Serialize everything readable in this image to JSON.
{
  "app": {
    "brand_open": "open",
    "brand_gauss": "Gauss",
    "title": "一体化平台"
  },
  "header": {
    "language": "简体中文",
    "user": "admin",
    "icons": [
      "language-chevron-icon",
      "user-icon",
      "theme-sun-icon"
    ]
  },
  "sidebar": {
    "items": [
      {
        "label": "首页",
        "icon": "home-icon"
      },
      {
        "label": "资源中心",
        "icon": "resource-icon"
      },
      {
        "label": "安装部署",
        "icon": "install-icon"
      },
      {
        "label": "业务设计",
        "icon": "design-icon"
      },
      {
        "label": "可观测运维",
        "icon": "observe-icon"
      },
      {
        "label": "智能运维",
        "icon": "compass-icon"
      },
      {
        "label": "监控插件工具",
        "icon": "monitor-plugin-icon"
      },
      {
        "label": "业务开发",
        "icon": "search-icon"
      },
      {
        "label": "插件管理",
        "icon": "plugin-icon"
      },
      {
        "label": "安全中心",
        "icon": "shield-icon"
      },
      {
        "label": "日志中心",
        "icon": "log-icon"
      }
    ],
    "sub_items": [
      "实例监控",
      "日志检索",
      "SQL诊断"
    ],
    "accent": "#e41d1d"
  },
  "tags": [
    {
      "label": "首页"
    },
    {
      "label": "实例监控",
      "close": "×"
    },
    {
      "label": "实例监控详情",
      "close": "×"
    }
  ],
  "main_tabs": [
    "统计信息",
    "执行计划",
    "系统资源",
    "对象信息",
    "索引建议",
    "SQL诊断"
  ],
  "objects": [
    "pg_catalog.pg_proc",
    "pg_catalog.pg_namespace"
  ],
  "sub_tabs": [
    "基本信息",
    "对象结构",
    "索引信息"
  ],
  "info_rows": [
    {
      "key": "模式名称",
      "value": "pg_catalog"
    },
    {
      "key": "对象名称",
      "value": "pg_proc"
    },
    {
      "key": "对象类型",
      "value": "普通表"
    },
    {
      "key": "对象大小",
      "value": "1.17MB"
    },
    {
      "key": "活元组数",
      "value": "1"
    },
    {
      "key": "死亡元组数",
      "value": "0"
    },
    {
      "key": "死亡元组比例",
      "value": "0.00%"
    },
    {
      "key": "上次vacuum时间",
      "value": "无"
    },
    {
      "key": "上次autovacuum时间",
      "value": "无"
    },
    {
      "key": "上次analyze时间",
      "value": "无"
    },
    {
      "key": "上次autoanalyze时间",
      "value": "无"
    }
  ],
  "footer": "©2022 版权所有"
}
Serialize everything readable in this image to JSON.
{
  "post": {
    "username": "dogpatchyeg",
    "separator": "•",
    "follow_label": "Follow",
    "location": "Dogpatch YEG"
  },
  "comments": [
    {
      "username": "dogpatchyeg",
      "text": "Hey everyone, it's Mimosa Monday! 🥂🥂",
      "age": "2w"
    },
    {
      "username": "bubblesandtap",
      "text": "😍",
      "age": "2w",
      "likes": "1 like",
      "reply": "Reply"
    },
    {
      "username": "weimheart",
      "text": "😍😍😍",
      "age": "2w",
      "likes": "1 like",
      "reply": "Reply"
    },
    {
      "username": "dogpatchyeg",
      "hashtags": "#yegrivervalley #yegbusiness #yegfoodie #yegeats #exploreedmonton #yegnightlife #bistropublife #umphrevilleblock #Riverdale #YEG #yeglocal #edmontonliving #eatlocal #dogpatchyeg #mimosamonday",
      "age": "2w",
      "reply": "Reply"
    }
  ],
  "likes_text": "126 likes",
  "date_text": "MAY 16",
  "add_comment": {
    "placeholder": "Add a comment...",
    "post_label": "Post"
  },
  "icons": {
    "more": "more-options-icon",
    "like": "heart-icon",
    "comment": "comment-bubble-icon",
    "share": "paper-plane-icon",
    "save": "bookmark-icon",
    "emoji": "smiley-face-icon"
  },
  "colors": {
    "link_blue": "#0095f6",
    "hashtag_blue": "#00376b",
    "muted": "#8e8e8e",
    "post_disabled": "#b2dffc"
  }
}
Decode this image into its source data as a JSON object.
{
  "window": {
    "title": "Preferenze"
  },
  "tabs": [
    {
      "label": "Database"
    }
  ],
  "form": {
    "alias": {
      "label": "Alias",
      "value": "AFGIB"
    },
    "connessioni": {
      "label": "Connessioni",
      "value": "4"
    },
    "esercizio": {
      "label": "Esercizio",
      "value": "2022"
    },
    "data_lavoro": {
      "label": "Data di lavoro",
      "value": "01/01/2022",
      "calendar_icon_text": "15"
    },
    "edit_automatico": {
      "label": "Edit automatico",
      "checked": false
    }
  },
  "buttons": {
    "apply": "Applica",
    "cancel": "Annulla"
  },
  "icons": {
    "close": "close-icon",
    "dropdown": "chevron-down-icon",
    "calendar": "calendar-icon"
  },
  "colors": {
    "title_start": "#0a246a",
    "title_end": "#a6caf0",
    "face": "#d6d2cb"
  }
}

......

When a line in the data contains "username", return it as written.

    "username": "dogpatchyeg",
      "username": "dogpatchyeg",
      "username": "bubblesandtap",
      "username": "weimheart",
      "username": "dogpatchyeg",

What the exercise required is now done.